According to Color Marketing Group’s vice president of PR and communications, “The black and white movement is coming back indeed and this was confirmed at Milan Design Week, adding primary colors to it or even orange. The Bauhaus direction, with inspirations from artists like Mondriaan, is inspiring for the homes of tomorrow.”

If contrasting colors are outside you or your client’s design comfort zone, consider giving the concept a test run before making the leap, especially if you are thinking of it for cabinetry and windows. Try adding the aforementioned throw pillows and linens to the room in contrasting colors, or painting an accent wall in an entranceway or powder room. This will give you a chance to live with the idea before committing to something that will likely be in your home for decades to come.

A high-quality window, such as those from the Marvin family of brands, is designed to last a lifetime. Opting for black-interior windows is a major decision, but their sleek appeal against a white wall, such as in this room, is undeniable. This works to outline the view of the bucolic backyard. The black metal support beams in the cathedral ceiling give the space a pulled together look.

While the concept of a kitchen island in a different color than the bulk of the cabinetry has become a design staple, it had typically been in a natural wood tone to give it the “piece of furniture” look. A more recent trend seems to be islands painted black or stained to a nearly-black ebony color.

Another trendy kitchen design look is light-colored flooring, such as the blonde wood floor, which offers a beautiful sense of contrast to the dark cabinetry and deep gray wall color.
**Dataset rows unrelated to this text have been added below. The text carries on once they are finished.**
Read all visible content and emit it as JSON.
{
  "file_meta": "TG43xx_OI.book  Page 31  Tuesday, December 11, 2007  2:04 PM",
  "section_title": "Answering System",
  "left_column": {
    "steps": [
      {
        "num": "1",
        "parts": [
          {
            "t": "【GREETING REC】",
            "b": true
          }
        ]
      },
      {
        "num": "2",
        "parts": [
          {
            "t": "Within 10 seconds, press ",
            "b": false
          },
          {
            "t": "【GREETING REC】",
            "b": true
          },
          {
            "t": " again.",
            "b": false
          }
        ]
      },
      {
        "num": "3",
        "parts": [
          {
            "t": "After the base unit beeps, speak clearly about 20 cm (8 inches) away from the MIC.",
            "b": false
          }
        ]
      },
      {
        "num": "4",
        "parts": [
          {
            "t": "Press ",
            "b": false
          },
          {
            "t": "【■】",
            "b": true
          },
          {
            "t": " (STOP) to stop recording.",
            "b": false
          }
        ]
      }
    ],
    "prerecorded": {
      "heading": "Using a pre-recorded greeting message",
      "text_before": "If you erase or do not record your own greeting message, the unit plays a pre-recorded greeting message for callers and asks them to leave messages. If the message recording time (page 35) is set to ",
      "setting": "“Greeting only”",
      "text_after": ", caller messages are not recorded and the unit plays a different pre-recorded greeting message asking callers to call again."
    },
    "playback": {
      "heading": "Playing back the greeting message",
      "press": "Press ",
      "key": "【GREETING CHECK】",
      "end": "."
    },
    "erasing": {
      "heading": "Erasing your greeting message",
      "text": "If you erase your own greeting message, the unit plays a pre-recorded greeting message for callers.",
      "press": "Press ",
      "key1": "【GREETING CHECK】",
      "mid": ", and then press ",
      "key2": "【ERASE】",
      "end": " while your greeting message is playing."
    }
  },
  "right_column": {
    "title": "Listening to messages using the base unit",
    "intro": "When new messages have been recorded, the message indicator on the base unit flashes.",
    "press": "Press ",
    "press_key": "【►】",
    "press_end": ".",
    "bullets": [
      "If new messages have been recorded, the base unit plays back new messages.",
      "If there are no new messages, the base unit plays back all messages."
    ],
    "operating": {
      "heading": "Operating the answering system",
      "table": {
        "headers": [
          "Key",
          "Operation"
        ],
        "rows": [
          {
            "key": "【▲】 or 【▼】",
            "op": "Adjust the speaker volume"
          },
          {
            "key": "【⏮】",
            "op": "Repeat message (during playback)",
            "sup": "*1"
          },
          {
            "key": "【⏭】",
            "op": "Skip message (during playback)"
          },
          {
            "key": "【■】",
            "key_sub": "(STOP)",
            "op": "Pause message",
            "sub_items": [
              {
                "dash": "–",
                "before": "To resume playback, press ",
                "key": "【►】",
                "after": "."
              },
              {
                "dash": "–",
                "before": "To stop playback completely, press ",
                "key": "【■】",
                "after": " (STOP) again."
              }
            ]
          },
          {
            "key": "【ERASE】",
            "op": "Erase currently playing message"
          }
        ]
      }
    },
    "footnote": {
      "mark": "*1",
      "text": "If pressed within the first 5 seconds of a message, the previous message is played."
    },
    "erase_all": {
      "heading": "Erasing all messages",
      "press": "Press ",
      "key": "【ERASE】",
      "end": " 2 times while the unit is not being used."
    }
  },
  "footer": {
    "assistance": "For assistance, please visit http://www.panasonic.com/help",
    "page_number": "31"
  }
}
With its unexpected blue ceiling, this kitchen on Cape Cod offers a sophisticated interpretation of “beach style.” The color also works to highlight the intricate millwork of the coffered ceiling.

If you’re considering contrast, test the waters with something that can be readily replaced and then dive in. This is one trend that shows all signs of staying power.